The announcement rounded out a suite of new construction projects already planned at multiple Northwest Side schools this year, including new turf fields at Schurz High School, 3601 N. Milwaukee Ave., and Farnsworth Elementary School, 5414 N. Linder Ave.

Officials also announced an expansion of Steinmetz's partnership with Robert Morris University, which began offering dual-enrollment courses and college readiness seminars at the school last year. The university also launched a "college awareness day" at nearby elementary schools and opened a continuing education program for parents, officials said.

Neighbors, teachers and parents had lobbied district leaders for the new programs and facilities going back at least three years, according to Vanessa Valentin, president of the school's local school council.

"When you work on something so hard with the community speaking to you, when you see that the needs of the community have to be met, this is our motivation," Valentin said. "For our students, this is for you. Because our community schools deserve what other schools get."

Steinmetz has seen its enrollment drop by nearly 25 percent since 2012, forcing administrators to lay off teachers and cut programs year after year. Last year, Principal Stephen Ngo was forced to lay off 12 staff members, including the school's only librarian, he said.

Some parents have said they fear the population decline could accelerate, after this year's announcement of a school to be built inside Steinmetz's attendance boundary in the Dunning neighborhood. District officials haven't landed on a use for the 1,300-student school set to be completed in 2019, but they've suggested a plan to open it as a freshman campus for the overcrowded Taft High School, 6530 W. Bryn Mawr Ave.

Villegas has tried to direct resources toward the school since his election in 2015, he said, adding that the community needs to "get better at marketing" to attract more students. More than 850 freshmen who live in Steinmetz's boundaries studied elsewhere this year, according CPS data.
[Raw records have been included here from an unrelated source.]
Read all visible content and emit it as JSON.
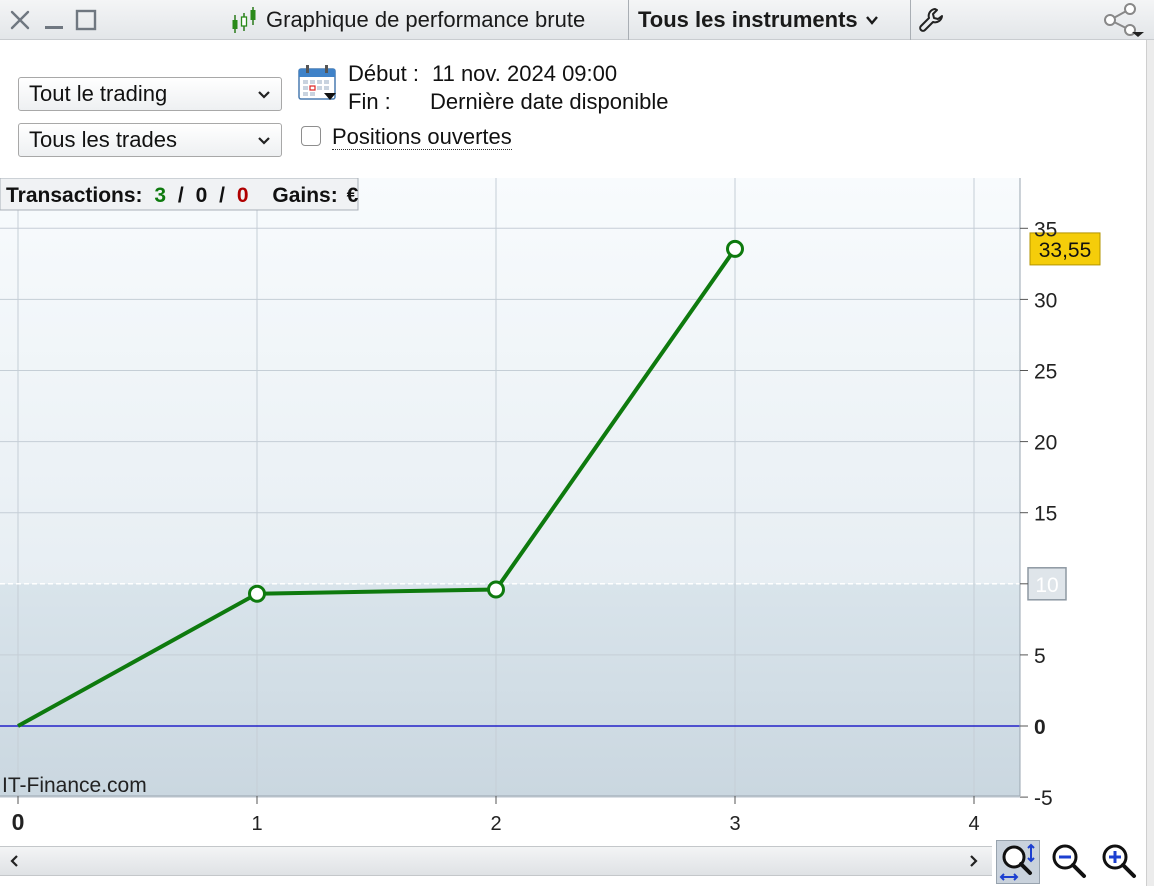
{
  "titlebar": {
    "title": "Graphique de performance brute",
    "instruments": "Tous les instruments",
    "icons": [
      "close-icon",
      "minimize-icon",
      "maximize-icon",
      "candlestick-icon",
      "wrench-icon",
      "share-icon"
    ]
  },
  "filters": {
    "trading_select": "Tout le trading",
    "trades_select": "Tous les trades",
    "start_label": "Début :",
    "start_value": "11 nov. 2024 09:00",
    "end_label": "Fin :",
    "end_value": "Dernière date disponible",
    "open_positions_label": "Positions ouvertes",
    "open_positions_checked": false
  },
  "stats": {
    "transactions_label": "Transactions:",
    "wins": "3",
    "sep1": "/",
    "neutral": "0",
    "sep2": "/",
    "losses": "0",
    "gains_label": "Gains:",
    "gains_unit": "€"
  },
  "colors": {
    "series": "#0e7a0e",
    "zero_line": "#2323c8",
    "value_badge": "#f5cd0a",
    "wins": "#0e7a0e",
    "losses": "#b00000"
  },
  "watermark": "IT-Finance.com",
  "chart_data": {
    "type": "line",
    "x": [
      0,
      1,
      2,
      3
    ],
    "values": [
      0,
      9.3,
      9.6,
      33.55
    ],
    "xlim": [
      0,
      4.2
    ],
    "ylim": [
      -5,
      35
    ],
    "x_ticks": [
      "0",
      "1",
      "2",
      "3",
      "4"
    ],
    "y_ticks": [
      "-5",
      "0",
      "5",
      "10",
      "15",
      "20",
      "25",
      "30",
      "35"
    ],
    "last_value_label": "33,55",
    "reference_line": 10,
    "reference_label": "10",
    "zero_line": 0,
    "grid": true
  }
}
The alderman had set aside $100,000 for the field from his ward's first round of participatory budgeting in 2016, and CPS followed up by including the multimillion dollar project in its 2017 school improvement budget, officials said.

Steinmetz's grass field is surrounded by a dirt track with concrete siding. [DNAinfo/Alex Nitkin]